Artemis 1 is scheduled to launch from NASA's Kennedy Space Center (KSC) on Wednesday (Nov. 16) during a two-hour window that opens at 1:04 a.m. EST (0604 GMT). You can watch the liftoff here at Space.com, courtesy of NASA.
Photographers have been assiduously chronicling the leadup to Artemis 1's highly anticipated launch, and we just got a nice and novel perspective on it thanks to Capella Space. One of the San Francisco-based company's satellites captured a high-resolution of the Artemis 1 stack — a Space Launch System (SLS) rocket topped by an Orion crew capsule — sitting on KSC's Pad 39B on Monday (Nov. 14).
The shot is black-and-white, for Capella Space specializes in synthetic aperture radar (SAR) rather than visible-light imaging. This strategy has some definite advantages.
"SAR sensors are self-illuminating and can penetrate clouds, fog, smog, darkness and smoke," Capella Space's website reads. "Operated from low Earth orbit, Capella's SAR systems can reliably collect images in all weather conditions both night and day."

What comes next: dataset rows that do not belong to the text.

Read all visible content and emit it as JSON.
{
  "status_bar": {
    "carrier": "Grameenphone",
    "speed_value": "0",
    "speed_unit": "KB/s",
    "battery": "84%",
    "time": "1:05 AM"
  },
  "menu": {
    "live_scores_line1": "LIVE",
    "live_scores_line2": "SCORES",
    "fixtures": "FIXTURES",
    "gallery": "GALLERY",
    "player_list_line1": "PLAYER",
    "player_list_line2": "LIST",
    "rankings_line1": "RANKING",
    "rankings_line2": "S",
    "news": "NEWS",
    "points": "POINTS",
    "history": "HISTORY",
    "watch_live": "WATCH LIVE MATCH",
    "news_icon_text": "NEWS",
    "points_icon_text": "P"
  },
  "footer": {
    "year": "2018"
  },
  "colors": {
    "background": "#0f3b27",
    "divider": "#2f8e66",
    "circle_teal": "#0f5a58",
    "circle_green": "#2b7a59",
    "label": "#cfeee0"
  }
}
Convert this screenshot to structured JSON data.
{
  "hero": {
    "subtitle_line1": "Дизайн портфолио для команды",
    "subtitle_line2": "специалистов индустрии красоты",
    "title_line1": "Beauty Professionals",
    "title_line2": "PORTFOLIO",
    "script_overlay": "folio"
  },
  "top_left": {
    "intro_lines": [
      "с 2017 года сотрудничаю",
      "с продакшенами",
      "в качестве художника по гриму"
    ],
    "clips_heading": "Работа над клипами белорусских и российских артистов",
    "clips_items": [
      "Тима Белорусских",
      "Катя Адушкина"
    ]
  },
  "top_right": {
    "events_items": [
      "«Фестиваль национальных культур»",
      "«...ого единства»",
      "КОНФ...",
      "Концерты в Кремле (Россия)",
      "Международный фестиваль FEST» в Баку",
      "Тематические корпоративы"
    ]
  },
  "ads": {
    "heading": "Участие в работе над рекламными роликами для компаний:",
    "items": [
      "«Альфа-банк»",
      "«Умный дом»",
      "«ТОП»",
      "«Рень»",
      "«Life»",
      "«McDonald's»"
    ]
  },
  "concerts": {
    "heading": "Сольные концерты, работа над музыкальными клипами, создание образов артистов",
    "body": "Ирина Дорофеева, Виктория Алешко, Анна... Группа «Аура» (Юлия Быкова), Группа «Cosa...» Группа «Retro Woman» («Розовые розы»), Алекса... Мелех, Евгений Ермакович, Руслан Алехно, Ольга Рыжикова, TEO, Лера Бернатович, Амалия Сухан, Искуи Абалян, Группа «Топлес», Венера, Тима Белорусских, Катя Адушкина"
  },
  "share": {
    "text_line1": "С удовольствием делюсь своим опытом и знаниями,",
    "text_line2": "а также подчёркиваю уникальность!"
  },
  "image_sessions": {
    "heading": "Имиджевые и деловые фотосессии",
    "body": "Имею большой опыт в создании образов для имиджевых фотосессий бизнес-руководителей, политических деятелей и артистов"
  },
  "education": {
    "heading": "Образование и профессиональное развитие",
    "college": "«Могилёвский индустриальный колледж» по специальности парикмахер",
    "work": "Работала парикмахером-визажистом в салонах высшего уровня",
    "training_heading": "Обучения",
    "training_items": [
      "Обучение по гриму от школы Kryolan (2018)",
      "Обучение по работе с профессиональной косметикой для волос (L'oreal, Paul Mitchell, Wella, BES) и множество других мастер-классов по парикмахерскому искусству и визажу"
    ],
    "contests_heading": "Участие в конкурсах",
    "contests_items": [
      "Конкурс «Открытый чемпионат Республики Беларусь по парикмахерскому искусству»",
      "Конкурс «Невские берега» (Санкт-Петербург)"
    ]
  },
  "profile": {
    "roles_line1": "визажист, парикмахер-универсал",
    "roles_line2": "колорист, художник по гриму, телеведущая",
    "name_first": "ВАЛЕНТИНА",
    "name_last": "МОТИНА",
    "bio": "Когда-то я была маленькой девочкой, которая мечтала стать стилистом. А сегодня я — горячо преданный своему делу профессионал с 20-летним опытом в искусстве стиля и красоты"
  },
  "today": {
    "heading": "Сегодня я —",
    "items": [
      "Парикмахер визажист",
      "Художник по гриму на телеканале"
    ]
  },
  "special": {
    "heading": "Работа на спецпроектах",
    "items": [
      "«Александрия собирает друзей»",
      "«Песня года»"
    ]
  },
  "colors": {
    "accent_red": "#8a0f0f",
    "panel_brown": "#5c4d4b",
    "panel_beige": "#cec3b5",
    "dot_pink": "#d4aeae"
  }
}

Capella Space sells the data collected by its satellites to a variety of customers, who use it for a wide range of purposes, from agricultural monitoring to the tracking of threats to national security. But the company also freely releases imagery of pressing importance, such as shots showing movements of Russian troops during the ongoing invasion of Ukraine.
Artemis 1 is the first mission for the SLS and for NASA's Artemis program, which aims to set up a crewed lunar base by the end of the 2020s.
If all goes according to plan, the SLS will launch Orion on an uncrewed mission to lunar orbit that will last about 26 days from liftoff to splashdown. Artemis 1 will be the second flight for Orion; a United Launch Alliance Delta IV Heavy rocket launched the capsule to Earth orbit on an uncrewed test flight in 2014.
Mike Wall is the author of "Out There" (Grand Central Publishing, 2018; illustrated by Karl Tate), a book about the search for alien life. Follow him on Twitter @michaeldwall. Follow us on Twitter @Spacedotcom or on Facebook.